#### [Work to be completed]
Search the entries for the word "JSON" and report each line that has it.

#### [Page and application data records]
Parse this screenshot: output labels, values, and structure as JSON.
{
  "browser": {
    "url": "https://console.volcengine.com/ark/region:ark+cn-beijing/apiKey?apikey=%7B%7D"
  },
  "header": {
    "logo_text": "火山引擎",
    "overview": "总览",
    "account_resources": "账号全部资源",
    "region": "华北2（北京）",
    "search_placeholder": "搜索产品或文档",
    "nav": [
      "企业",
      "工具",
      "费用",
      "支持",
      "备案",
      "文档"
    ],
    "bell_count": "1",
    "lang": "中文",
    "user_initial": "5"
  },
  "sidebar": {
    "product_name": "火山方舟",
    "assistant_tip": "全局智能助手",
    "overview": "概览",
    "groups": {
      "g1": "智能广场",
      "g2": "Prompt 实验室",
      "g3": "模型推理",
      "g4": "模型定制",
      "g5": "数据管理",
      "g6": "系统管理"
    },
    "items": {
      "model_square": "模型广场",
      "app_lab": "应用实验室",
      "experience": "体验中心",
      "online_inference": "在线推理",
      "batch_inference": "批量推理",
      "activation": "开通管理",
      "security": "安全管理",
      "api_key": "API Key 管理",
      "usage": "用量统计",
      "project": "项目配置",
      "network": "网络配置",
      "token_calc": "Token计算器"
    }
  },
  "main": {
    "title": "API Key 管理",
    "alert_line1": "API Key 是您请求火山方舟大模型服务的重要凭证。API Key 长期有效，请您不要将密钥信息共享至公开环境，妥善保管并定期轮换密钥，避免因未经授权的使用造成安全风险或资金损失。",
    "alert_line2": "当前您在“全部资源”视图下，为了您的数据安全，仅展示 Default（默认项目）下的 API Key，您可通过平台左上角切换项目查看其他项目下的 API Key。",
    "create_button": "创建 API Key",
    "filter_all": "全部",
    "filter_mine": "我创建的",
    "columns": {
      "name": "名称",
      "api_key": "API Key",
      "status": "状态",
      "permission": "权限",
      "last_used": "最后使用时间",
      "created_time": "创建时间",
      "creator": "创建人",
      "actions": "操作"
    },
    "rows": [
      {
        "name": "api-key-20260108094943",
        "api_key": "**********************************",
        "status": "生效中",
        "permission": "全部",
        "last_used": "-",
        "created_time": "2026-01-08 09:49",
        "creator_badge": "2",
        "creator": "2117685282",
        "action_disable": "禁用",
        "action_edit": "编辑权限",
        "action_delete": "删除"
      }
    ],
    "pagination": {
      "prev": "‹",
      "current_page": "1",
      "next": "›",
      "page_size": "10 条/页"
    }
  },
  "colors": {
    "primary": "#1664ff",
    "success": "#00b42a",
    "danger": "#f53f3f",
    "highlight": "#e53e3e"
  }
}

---

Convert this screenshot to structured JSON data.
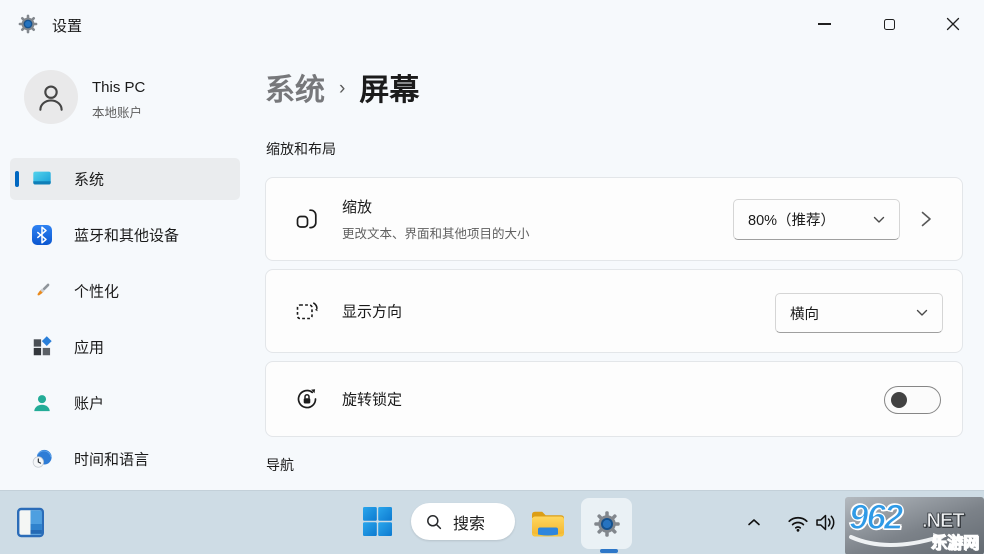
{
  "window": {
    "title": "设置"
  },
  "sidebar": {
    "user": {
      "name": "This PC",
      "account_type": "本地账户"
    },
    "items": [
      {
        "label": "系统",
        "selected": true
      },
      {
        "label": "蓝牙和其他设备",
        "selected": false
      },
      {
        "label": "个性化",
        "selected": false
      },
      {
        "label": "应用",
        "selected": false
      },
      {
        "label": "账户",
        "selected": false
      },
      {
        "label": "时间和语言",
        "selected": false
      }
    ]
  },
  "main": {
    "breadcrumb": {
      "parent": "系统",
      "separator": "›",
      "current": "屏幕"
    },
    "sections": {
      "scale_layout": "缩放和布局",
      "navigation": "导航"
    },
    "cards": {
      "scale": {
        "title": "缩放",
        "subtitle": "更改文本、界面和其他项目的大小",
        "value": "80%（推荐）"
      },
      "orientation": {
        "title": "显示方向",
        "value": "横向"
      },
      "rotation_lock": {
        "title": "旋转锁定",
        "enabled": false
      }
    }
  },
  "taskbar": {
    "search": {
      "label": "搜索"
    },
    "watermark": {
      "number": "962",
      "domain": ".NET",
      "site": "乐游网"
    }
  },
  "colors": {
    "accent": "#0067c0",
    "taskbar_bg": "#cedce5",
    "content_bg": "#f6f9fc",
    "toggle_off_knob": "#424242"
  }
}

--

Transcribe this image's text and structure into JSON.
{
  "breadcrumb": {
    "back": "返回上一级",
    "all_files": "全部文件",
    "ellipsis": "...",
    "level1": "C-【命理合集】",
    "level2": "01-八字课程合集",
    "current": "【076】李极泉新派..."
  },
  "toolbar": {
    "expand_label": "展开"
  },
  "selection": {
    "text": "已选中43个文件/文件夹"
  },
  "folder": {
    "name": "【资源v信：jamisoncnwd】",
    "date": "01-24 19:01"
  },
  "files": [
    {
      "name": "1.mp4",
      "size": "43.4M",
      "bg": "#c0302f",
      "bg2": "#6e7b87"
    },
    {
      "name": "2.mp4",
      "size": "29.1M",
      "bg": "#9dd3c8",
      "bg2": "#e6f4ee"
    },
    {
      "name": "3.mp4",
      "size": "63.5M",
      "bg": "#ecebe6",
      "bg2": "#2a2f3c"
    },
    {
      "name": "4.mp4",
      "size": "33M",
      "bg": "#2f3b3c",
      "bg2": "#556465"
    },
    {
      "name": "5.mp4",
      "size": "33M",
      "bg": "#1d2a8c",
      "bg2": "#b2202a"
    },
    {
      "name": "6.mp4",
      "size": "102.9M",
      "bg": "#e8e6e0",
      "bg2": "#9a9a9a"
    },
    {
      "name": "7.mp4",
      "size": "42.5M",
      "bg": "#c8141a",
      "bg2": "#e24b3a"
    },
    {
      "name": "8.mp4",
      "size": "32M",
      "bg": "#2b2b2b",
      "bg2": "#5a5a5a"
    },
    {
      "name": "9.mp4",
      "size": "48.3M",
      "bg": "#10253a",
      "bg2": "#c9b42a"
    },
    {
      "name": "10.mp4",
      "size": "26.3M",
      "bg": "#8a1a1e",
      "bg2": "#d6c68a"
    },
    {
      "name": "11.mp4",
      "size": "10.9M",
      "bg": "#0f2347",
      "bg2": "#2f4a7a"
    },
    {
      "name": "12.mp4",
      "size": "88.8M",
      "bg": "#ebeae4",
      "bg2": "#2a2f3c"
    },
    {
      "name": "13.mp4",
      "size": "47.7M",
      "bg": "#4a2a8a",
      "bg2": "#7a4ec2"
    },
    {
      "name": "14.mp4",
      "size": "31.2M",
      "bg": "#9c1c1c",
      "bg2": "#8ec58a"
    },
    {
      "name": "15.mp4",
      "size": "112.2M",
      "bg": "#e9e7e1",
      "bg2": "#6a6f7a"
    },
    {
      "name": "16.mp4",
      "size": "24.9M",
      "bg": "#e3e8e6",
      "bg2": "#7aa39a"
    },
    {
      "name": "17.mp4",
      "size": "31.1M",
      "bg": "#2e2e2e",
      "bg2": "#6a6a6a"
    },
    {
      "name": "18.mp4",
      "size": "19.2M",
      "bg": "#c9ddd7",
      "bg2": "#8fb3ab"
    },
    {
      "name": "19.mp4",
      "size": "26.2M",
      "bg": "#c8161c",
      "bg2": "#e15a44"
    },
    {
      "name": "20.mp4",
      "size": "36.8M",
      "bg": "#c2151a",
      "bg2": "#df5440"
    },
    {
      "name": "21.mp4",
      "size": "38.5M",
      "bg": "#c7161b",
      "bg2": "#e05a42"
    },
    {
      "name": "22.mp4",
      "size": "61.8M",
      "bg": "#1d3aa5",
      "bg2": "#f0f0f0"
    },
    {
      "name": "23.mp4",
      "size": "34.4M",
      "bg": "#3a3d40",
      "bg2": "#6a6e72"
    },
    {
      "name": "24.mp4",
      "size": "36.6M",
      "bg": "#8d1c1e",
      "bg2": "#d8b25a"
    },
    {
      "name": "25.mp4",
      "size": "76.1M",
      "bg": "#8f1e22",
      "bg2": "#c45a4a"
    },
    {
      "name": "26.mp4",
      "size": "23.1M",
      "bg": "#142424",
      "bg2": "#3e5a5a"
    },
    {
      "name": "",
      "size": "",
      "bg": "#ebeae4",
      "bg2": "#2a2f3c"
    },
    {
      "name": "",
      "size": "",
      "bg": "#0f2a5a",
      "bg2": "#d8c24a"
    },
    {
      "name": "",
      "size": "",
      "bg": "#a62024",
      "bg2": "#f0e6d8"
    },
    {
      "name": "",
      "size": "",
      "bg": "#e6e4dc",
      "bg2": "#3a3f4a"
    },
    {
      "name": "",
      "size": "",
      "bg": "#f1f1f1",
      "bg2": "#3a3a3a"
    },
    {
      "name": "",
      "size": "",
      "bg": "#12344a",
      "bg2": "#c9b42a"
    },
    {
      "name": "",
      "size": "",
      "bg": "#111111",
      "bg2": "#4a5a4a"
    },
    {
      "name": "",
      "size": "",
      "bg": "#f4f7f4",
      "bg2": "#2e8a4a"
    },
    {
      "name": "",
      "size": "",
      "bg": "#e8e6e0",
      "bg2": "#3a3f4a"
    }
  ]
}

#### [Response for this exercise]
Parse this screenshot: output labels, values, and structure as JSON.
Convert this screenshot to structured JSON data.
Transcribe this image's text and structure into JSON.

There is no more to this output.